How can we help?
You can also find more resources in our
Select a category
Something is confusing
Something is broken
I have a suggestion
What is your email?
What is 1 + 3?
Ch 3: Sensation and Perception
the process through which the senses pick up visual, auditory, and other sensory stimuli and transmit them to the brain.
the process by which sensory information is actively organized and interpreted by the brain
the minimum amount of sensory stimulation that can be detected 50% of the time
a measure of the smallest increase or decrease in a physical stimulus that is required to produce a difference in sensation that is noticeable 50% of the time
just noticeable difference (JND)
The smallest change in sensation that a person is able to detect 50% of the time
The Law stating that the just noticeable difference (JND) for all the senses depends on a proportion or percentage of change in a stimulus rather than on a fixed amount of change
Highly specialized cells in the sense organs that detect and respond to one type of sensory stimuli-light sound, or oder, for example- and transduce (convert) the stimuli into neural impulses
the process through which sensory receptors convert the sensory stimulation into neural impulses
The process in which sensory receptors grow accustomed to constant, unchanging levels of stimuli over time
The narrow band of electromagnetic waves visible to the human eye
the tough, transparent, protective layer that covers the front of the eye and bends light rays inward through the pupil

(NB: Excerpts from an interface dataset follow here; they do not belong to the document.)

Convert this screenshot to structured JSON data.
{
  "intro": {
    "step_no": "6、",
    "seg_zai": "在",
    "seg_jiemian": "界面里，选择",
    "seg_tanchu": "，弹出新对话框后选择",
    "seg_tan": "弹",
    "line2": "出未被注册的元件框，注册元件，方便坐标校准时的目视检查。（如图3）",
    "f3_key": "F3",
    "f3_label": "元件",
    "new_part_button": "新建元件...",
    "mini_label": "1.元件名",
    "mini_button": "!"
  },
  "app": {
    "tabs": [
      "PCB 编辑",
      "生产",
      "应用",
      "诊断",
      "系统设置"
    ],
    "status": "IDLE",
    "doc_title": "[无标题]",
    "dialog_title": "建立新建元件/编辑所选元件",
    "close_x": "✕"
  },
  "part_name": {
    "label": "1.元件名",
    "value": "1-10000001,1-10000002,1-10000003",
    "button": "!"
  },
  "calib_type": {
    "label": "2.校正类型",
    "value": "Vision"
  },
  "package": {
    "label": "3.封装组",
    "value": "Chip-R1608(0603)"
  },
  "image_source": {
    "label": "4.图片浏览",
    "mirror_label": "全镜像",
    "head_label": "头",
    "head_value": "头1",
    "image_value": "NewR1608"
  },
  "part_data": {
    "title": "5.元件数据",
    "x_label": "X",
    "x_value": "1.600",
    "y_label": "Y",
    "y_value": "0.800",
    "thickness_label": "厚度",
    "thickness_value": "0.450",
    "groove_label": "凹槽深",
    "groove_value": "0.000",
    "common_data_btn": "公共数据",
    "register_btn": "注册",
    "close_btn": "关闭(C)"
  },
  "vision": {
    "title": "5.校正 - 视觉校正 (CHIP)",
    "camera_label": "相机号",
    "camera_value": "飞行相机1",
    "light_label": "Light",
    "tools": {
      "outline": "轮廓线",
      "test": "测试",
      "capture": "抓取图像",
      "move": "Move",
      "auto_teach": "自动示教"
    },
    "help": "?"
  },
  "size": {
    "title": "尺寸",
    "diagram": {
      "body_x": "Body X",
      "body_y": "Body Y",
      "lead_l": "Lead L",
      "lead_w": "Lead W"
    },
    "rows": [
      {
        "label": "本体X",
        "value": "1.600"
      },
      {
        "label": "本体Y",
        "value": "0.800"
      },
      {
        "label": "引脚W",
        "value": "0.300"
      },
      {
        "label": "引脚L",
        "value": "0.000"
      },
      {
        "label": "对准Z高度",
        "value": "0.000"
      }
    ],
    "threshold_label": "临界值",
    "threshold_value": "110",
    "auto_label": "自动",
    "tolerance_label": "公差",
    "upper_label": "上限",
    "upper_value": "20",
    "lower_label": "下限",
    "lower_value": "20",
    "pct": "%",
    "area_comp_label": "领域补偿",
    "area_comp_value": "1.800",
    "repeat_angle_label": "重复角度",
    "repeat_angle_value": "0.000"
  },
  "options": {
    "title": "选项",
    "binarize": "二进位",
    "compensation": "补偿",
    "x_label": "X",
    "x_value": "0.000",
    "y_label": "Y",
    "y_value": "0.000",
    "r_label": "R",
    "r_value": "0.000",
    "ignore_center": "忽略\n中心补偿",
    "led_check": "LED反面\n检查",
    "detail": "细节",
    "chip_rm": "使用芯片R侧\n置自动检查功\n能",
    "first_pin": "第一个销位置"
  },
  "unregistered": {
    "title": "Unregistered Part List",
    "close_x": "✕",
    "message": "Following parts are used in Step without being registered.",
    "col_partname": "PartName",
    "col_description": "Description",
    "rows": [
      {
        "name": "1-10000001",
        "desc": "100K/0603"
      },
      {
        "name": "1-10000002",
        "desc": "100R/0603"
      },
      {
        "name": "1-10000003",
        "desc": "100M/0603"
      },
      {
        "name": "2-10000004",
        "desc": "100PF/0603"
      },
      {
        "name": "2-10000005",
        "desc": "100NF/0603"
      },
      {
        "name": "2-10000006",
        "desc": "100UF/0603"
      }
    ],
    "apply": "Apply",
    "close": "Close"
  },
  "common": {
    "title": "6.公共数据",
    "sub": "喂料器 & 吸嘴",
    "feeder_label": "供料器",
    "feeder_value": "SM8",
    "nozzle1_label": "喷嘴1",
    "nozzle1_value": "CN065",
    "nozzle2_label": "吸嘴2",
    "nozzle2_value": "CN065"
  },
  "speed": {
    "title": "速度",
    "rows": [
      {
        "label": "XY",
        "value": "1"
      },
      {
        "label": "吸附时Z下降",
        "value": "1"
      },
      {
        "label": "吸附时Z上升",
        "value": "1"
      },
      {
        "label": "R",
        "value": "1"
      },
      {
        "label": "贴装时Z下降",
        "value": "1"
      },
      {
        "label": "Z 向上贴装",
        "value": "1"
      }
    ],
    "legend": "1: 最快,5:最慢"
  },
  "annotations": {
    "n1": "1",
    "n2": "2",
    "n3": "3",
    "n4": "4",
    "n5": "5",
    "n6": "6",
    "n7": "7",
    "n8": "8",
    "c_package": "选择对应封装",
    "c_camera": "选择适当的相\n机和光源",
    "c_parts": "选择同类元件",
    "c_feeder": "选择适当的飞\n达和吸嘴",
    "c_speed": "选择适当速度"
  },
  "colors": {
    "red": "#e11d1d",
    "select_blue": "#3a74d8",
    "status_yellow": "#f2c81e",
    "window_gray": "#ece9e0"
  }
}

small opening in the center of the colored part of the eye
Colored part of the eye that dilates and contracts the pupil to regulate the amount of light that enters the eye
the transparent disc-shaped structure behind the iris and the pupil that changes shape as it focuses on objects at varying distances

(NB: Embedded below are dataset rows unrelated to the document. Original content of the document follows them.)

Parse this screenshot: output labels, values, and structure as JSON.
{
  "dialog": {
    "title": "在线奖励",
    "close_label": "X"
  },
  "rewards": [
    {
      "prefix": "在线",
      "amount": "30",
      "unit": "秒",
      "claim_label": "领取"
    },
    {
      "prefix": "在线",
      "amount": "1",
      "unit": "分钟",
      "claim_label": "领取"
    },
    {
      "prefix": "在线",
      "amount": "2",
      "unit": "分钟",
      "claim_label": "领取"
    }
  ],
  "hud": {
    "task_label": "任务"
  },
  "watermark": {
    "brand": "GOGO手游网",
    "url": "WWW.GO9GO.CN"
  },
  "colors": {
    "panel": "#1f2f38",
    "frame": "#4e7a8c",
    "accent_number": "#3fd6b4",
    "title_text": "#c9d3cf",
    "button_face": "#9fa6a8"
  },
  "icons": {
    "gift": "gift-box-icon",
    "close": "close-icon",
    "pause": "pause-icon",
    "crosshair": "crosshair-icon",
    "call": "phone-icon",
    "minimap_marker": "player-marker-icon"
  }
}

the flattening and bulging action of the lens as it focuses images of objects on the retina
The layer of tissue that is located on the inner surface of the eyeball and contains the sensory receptors for vision
the light sensitive receptor cells in the retina that look like slender cylinders and allow the eye to respond to low levels of light
The light-sensitive, rounded receptor cells in the retina that enable humans to see color and fine detail in adequate light but do not function in very dim light.
A small area at the center of the retina that provides the clearest and sharpest vision because it has the largest concentration of cones
The point in each retina where there are no rods or cones because the cable of ganglion cells is extending through the retinal wall.
The nerve that carries visual information from each retina to both sides of the brain
Primary visual cortex
The part of the brain in which visual information is processed
neurons in the brain that respond only to specific visual patterns (ex. lines or angles)
the dimension of light that refers to the specific color perceived
the purity of a color, or the degree to which the light waves producing it are of the same wavelength
the intensity of the light energy that is perceived as a color
the inability to distinguish certain colors from one another
The theory of color vision suggesting that three kinds of cells respond by increasing or decreasing their rate of firing when different colors are present
A visual senstation that remains after a stimulus is withdrawn
A German word that roughly refers to the whole form, pattern, or configuration that a person perceives
the phenomenon that allows us to perceive objects as maintaining stable properties, such as size, shape, and brightness, despite differences in distance, viewing angle, and lighting
The ability to perceive the visual world in three dimensions and to judge distances accurately
binocular depth cues
depth cues that depend on both eyes working together
monocular depth cues
depth cues that can be perceived by one eye alone
perceptions of motion tied to movements of real objects through space
perceptions of motion that seem to be psychologically constructed in response to various kinds of stimuli
apparent motion that occurs when several stationary lights in a dark room are flashed on and off in sequence, causing the perception that a single light is moving from one spot to the next.
apparent motion caused by the movement of the eyes rather than the movement of the objects being viewed
a false perception or a misperception of an actual stimulus in the environment
the process of sorting through sensations and selecting some for further processing
the phenomenon in which we shift our focus from one object to another and, in the process, fail to notice changes in objects to which we are not directly paying attention
screening out irrelevant sensory input in order to attend to a single source of information
information processing in which individual components of a stimulus are combined in the brain and prior knowledge is used to make inferences about these patterns
information processing in which previous experience and conceptual knowledge are applied in order to recognize the nature of a "whole" and then logically deduce the individual components of that whole
an expectation of what will be perceived, which can affect what actually is perceived
mirror neuron system (MNS)
a network of cells that the brain uses to interpret and produce motor actions and emotion-related behavior
the capacity to perceive and respond to stimuli that are presented below the threshold of awareness
extrasensory perception (ESP)
Gaining information about objects, events, or another person's thoughts through some means other than the known sensory channels
the capacity for experiencing unusual sensations along with ordinary ones
The theory of color vision suggesting that there are three types of cones in the retina that make a maximal chemical response to one of three color-red, green, or blue.